From those pale hands at which all mortals cower,
And conquered Death by Love, like Savitri.
When I awoke, alas, my love was vain
E'en to annul one throe of destined pain,
Or by one heart-beat to prolong thy breath;
O Love, alas, that love could not assuage
The burden of thy human heritage,
Or save thee from the swift decrees of Death.


 In “Love and Death,” Sarojini contrasts the promise of dream with the
panic of fact.
 It is evident that the self, acting in romantic agony and fancy, should
find the naturalistic heritage of life more an obstacle, than a
stimulus to action.
 This sonnet from ‘The Bird of Time.’
 It is one of Sarojini's finest poems.
 Its form is Petrarchan, with the rhyme scheme abbaabba ccdeed.
 Probably, the speaker of the poem is female.
 The octave depicts the ideal of love; like Savitri.
 The poet dreams that her love has freed her beloved from death.
 The speaker imagines that her love gives her beloved the matchless
dowry of immortality which surrounded him from the cruel hands
of overmastering Fate.
 She dreams that her love has ransomed him from Death itself, like
Savitri had saved Satyavan.
 But the sestet reveals the hard and cruel reality which forces the poet to
accept that her love hasn't been able to mitigate even one throe of pain, let
alone bring the beloved back from death.
 On the 9th line, the poem turns.

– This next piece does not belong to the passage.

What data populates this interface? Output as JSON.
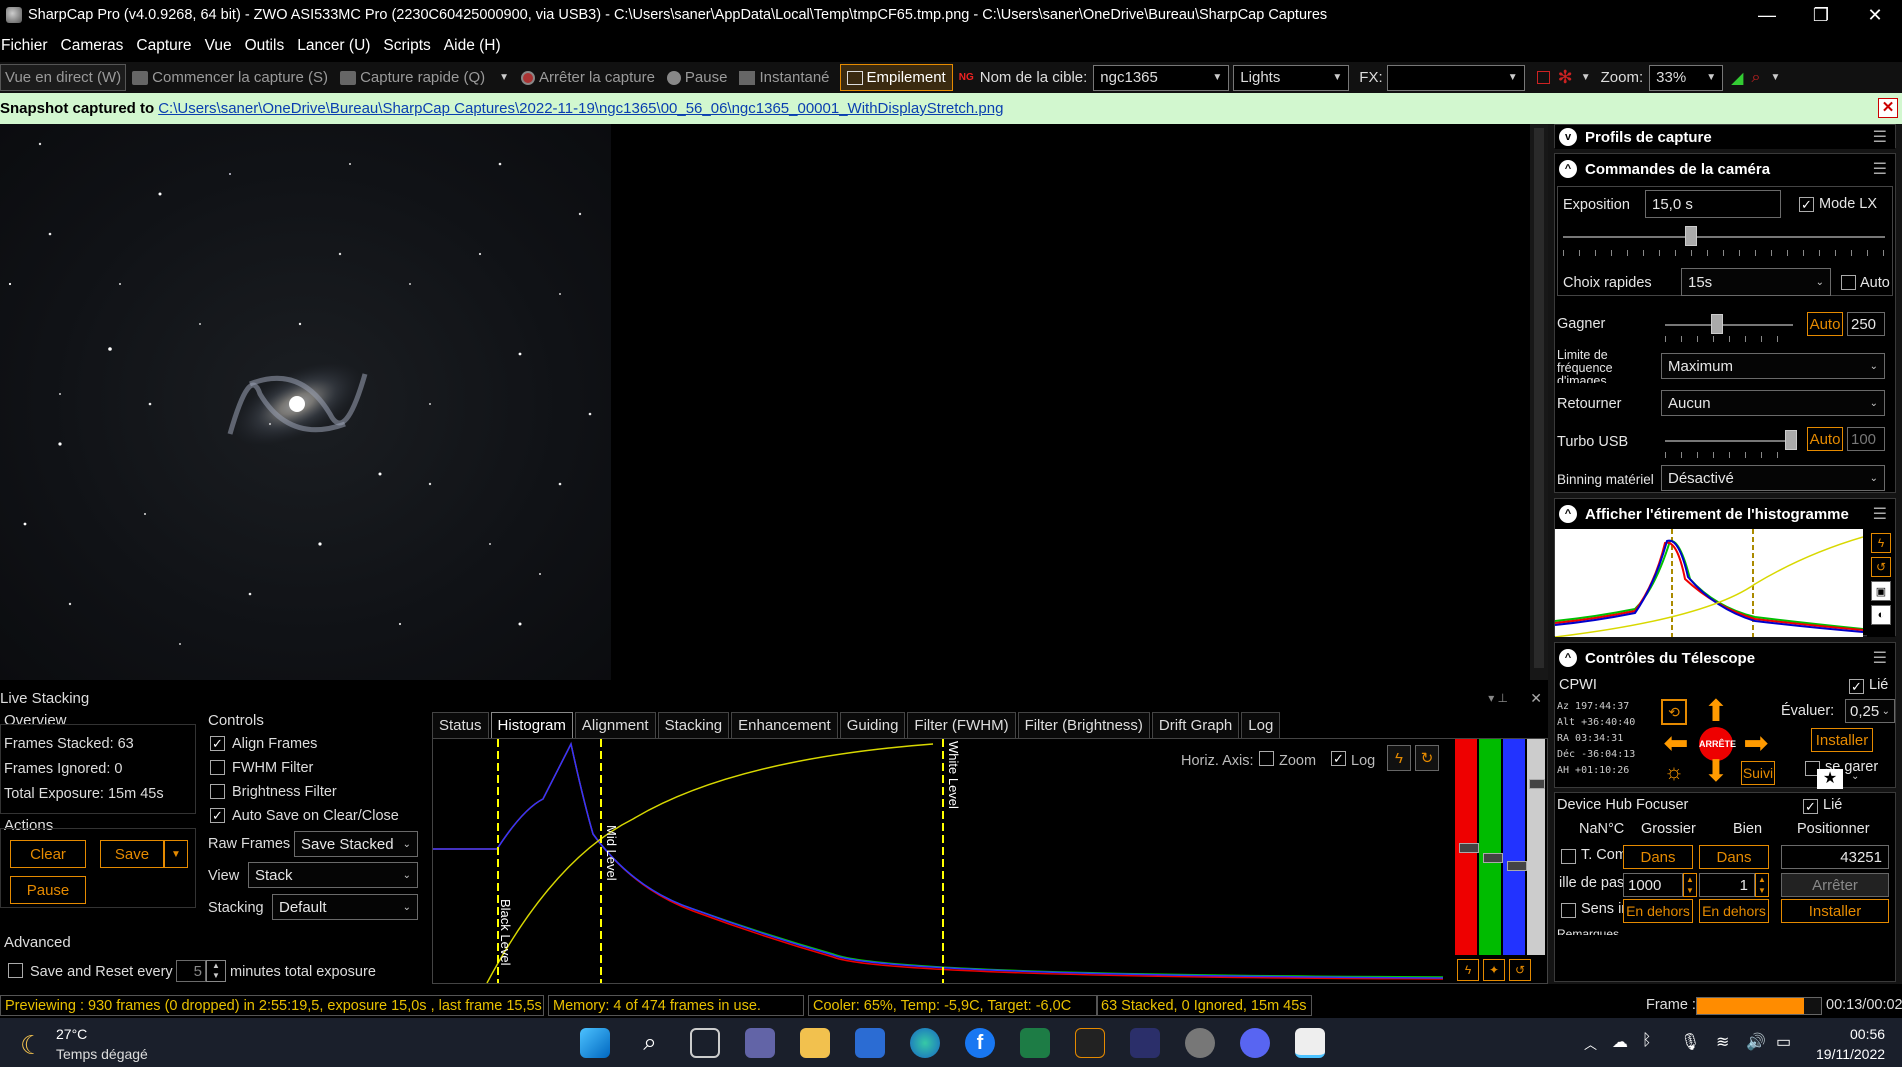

 Dream over, the poet wakes up to the harsh reality: her love has
been unable to annul even one throe of predestined pain, to prolong
her lover's breath even by one heart-beat.
 The poem is modern in spirit in that it refutes the ideal represented by
 Savitri manages to win back life for her dead husband Satyavan.
 Sarojini's poem makes an interesting comparison with Toru Dutt's
"Sita" and Sri Aurobindo's Savitri.
 Love and Death contains an argument, a debate.
 The debate is between a certain ideas of love, which asserts that
love conquers all odds, even triumphing over death.
 To all appearances, then, this is a sad, pessimistic, even brutally realistic
 It shows that Sarojini was capable of some hard-headed, even heart-
rending, engagement with reality.
 Instead of regarding her as an incurable romantic or light-hearted warbler
of innocent rhymes, we are invited by poems such as these to reassess our
understanding of her poetic oeuvre, indeed to take her more seriously as a
poet who was actively engaged with the real world in which she lived.